> **BRIEF**:
Every entry is to be returned as it stands, apart from the pictures.

Entries from a dataset of interfaces
○ ○ ○ ○ ○ ○ ○
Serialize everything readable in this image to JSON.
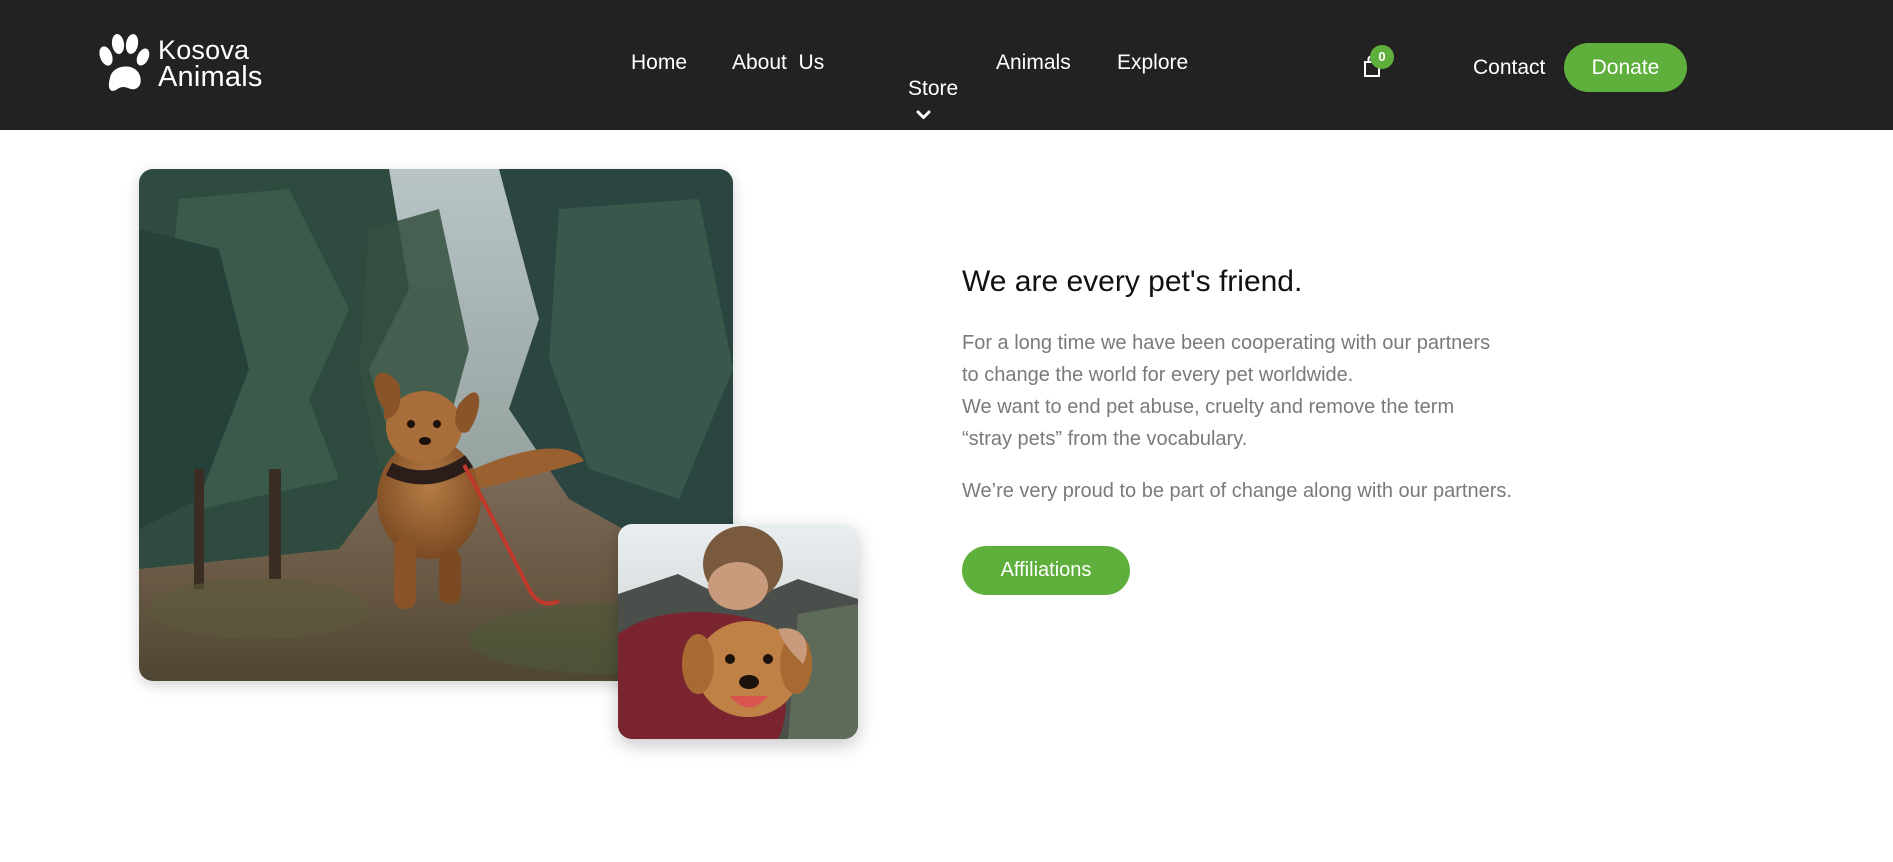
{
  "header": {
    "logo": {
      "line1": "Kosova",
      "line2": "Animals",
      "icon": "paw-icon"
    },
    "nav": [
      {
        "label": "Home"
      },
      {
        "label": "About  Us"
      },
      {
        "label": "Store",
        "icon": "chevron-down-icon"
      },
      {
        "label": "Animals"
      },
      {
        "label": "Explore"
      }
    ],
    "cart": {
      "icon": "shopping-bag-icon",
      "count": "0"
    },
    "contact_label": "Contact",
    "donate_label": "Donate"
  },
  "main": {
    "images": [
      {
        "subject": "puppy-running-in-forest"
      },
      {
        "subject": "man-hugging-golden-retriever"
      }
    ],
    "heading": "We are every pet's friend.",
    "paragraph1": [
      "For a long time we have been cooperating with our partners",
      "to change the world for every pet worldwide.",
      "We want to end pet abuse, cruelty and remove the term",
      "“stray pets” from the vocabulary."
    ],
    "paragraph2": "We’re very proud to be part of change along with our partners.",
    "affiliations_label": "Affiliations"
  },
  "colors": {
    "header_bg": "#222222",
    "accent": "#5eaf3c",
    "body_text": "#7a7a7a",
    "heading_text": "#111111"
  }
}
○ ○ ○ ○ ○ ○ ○
> **REPLY**:
Serialize everything readable in this image to JSON.
{
  "header": {
    "logo": {
      "line1": "Kosova",
      "line2": "Animals",
      "icon": "paw-icon"
    },
    "nav": [
      {
        "label": "Home"
      },
      {
        "label": "About  Us"
      },
      {
        "label": "Store",
        "icon": "chevron-down-icon"
      },
      {
        "label": "Animals"
      },
      {
        "label": "Explore"
      }
    ],
    "cart": {
      "icon": "shopping-bag-icon",
      "count": "0"
    },
    "contact_label": "Contact",
    "donate_label": "Donate"
  },
  "main": {
    "images": [
      {
        "subject": "puppy-running-in-forest"
      },
      {
        "subject": "man-hugging-golden-retriever"
      }
    ],
    "heading": "We are every pet's friend.",
    "paragraph1": [
      "For a long time we have been cooperating with our partners",
      "to change the world for every pet worldwide.",
      "We want to end pet abuse, cruelty and remove the term",
      "“stray pets” from the vocabulary."
    ],
    "paragraph2": "We’re very proud to be part of change along with our partners.",
    "affiliations_label": "Affiliations"
  },
  "colors": {
    "header_bg": "#222222",
    "accent": "#5eaf3c",
    "body_text": "#7a7a7a",
    "heading_text": "#111111"
  }
}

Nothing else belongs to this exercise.